Please show every line in the entries below that includes the word "không".

◆ **Data about app and page elements**:
:::
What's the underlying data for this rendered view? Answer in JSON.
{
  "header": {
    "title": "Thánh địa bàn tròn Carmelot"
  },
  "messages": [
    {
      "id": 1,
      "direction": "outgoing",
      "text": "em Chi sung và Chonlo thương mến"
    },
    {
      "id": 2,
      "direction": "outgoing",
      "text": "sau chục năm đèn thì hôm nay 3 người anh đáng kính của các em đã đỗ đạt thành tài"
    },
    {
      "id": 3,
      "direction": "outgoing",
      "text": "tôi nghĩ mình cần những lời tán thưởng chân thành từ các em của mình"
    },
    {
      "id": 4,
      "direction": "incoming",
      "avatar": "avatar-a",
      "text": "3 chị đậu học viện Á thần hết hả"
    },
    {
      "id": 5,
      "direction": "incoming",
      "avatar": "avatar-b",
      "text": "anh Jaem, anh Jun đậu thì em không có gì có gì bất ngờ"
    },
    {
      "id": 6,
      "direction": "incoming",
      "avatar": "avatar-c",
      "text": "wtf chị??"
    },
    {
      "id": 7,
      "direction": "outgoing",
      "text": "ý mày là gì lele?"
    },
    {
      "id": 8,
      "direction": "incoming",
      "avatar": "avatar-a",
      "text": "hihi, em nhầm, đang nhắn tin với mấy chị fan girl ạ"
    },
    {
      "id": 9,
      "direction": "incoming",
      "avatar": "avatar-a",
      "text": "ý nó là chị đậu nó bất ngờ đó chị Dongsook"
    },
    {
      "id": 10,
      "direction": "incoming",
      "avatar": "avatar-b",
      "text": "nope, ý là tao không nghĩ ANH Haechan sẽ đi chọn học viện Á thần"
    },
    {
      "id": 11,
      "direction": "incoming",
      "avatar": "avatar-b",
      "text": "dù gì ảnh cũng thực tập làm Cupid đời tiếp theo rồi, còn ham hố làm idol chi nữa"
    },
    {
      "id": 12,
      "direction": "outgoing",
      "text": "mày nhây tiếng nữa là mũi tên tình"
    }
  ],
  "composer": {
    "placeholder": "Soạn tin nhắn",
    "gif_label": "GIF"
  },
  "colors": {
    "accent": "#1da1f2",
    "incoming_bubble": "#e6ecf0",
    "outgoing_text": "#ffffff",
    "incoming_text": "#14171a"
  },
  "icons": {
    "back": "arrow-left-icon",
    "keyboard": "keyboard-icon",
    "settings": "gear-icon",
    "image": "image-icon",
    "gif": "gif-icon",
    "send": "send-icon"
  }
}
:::
◆ **RESPONSE TO THE EXERCISE**:
      "text": "anh Jaem, anh Jun đậu thì em không có gì có gì bất ngờ"
      "text": "nope, ý là tao không nghĩ ANH Haechan sẽ đi chọn học viện Á thần"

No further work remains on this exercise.